*What needs to be done*
Where "crosses" occurs in a line of the entries below, copy that line.

*The data*

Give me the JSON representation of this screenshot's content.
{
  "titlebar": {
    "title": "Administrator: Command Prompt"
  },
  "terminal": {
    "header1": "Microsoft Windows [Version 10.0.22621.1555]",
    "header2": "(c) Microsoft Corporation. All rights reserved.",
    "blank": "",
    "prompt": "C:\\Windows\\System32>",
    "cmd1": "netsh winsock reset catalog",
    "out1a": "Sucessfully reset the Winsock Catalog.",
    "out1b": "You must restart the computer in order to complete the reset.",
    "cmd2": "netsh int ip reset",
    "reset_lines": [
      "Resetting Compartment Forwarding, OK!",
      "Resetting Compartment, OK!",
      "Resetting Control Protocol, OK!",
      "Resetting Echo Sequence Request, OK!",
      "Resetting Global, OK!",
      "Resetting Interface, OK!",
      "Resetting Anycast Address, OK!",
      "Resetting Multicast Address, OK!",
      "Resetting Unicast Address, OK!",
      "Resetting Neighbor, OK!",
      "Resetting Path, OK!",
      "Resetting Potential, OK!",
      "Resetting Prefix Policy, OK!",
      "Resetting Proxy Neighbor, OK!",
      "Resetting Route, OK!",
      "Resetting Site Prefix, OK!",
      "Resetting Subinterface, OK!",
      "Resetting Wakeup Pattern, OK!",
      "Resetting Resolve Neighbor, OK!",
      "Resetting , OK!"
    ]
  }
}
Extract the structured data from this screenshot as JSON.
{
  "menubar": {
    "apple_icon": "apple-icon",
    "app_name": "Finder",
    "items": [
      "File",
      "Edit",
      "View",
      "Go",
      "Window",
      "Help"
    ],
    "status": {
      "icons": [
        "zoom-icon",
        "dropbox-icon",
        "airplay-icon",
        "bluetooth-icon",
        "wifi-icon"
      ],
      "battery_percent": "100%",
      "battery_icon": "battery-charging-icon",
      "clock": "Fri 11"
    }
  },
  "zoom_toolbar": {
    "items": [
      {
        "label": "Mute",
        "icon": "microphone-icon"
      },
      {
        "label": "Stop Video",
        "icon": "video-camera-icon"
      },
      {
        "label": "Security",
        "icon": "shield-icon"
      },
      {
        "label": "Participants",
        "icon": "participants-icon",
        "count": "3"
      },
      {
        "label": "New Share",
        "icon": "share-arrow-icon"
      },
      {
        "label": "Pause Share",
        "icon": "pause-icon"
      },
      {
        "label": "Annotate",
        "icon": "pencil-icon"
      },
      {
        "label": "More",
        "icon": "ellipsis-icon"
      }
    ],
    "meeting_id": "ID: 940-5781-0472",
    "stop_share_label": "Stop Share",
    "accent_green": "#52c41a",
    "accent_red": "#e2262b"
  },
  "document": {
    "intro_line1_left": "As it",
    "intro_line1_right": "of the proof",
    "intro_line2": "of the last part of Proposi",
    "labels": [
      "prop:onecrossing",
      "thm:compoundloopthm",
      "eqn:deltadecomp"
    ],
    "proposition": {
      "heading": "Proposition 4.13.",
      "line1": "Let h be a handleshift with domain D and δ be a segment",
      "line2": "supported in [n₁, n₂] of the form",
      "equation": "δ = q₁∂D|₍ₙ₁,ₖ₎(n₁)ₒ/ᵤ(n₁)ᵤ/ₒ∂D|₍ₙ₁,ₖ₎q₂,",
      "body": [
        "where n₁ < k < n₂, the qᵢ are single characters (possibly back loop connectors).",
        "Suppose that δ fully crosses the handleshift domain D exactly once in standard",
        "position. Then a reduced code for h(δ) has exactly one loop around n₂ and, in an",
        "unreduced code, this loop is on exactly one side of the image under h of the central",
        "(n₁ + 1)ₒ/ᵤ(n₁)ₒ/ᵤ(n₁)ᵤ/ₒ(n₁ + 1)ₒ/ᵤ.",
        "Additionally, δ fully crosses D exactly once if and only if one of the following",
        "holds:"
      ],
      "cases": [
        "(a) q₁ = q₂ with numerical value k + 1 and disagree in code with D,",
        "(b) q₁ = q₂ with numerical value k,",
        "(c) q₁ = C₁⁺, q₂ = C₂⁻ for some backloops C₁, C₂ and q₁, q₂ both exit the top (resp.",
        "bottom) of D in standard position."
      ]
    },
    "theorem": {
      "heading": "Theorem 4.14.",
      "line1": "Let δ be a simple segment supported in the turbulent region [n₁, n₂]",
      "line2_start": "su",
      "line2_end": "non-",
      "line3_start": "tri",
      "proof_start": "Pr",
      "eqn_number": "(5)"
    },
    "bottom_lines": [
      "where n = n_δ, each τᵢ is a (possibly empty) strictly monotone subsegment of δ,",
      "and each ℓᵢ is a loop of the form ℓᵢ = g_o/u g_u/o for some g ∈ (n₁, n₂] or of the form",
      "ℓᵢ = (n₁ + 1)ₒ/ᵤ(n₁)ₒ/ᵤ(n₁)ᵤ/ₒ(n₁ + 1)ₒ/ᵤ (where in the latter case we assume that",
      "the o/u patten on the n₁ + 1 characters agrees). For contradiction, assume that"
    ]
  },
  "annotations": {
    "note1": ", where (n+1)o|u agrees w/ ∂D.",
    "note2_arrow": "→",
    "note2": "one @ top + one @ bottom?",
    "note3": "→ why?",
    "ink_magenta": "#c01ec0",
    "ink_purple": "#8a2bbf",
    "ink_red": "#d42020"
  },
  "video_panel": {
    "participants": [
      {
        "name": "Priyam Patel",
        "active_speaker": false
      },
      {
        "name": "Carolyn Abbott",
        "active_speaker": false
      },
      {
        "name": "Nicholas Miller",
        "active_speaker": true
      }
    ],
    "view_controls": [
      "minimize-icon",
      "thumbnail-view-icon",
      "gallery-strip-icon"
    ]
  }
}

*Answer space*
        "Suppose that δ fully crosses the handleshift domain D exactly once in standard",
        "Additionally, δ fully crosses D exactly once if and only if one of the following",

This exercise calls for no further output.